Citation: Schmalz J and Kumar G (2019) Controlling Synchronization of Spiking Neuronal Networks by Harnessing Synaptic Plasticity. Front. Comput. Neurosci. 13:61. doi: 10.3389/fncom.2019.00061

Received: 21 March 2019; Accepted: 21 August 2019;
Published: 04 September 2019.

Edited by:

Anthony N. Burkitt, The University of Melbourne, Australia

Reviewed by:

Peter A. Tass, School of Medicine, Stanford University, United States
Jun Ma, Lanzhou University of Technology, China

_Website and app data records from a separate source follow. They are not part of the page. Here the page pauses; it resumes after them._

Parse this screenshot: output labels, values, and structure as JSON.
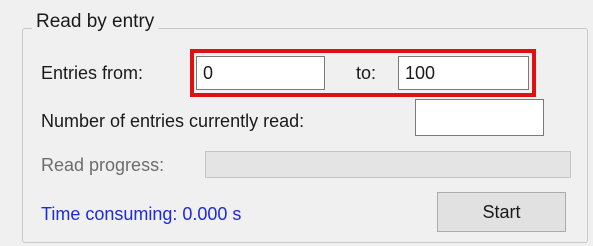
{
  "group": {
    "title": "Read by entry"
  },
  "range": {
    "from_label": "Entries from:",
    "from_value": "0",
    "to_label": "to:",
    "to_value": "100"
  },
  "entries_read": {
    "label": "Number of entries currently read:",
    "value": ""
  },
  "progress": {
    "label": "Read progress:",
    "value": 0
  },
  "status": {
    "time_text": "Time consuming: 0.000 s"
  },
  "actions": {
    "start_label": "Start"
  },
  "colors": {
    "highlight": "#e01010",
    "status_text": "#1d2bd9"
  }
}
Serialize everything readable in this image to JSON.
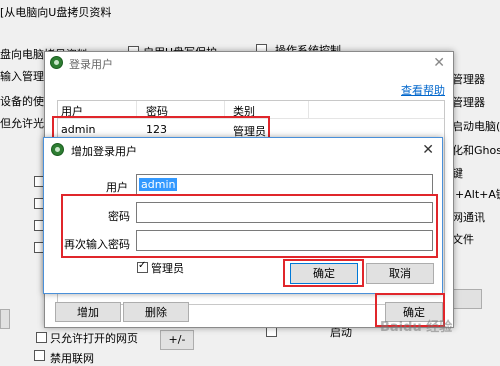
{
  "background": {
    "left_lines": [
      "[从电脑向U盘拷贝资料",
      "盘向电脑拷贝资料",
      "输入管理",
      "设备的使用",
      "但允许光"
    ],
    "copy_usb_label": "启用U盘写保护",
    "os_control_label": "操作系统控制",
    "right_lines": [
      "管理器",
      "管理器",
      "启动电脑(",
      "化和Ghost",
      "键",
      "l+Alt+A键",
      "网通讯",
      "文件"
    ],
    "allow_web_label": "只允许打开的网页",
    "plus_minus_label": "+/-",
    "bottom_partial_1": "禁用联网",
    "bottom_partial_2": "启动"
  },
  "login_dialog": {
    "title": "登录用户",
    "help_link": "查看帮助",
    "columns": [
      "用户",
      "密码",
      "类别"
    ],
    "rows": [
      {
        "user": "admin",
        "password": "123",
        "type": "管理员"
      }
    ],
    "add_button": "增加",
    "delete_button": "删除",
    "confirm_button": "确定"
  },
  "add_dialog": {
    "title": "增加登录用户",
    "user_label": "用户",
    "user_value": "admin",
    "password_label": "密码",
    "password_value": "",
    "confirm_label": "再次输入密码",
    "confirm_value": "",
    "admin_checkbox_label": "管理员",
    "admin_checked": true,
    "ok_button": "确定",
    "cancel_button": "取消"
  },
  "watermark": "Baidu 经验",
  "colors": {
    "highlight_red": "#e0262b",
    "link_blue": "#0066cc",
    "selection_blue": "#3399ff"
  }
}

Copyright © 2019 Schmalz and Kumar. This is an open-access article distributed under the terms of the Creative Commons Attribution License (CC BY). The use, distribution or reproduction in other forums is permitted, provided the original author(s) and the copyright owner(s) are credited and that the original publication in this journal is cited, in accordance with accepted academic practice. No use, distribution or reproduction is permitted which does not comply with these terms.

*Correspondence: Gautam Kumar, gkumar@uidaho.edu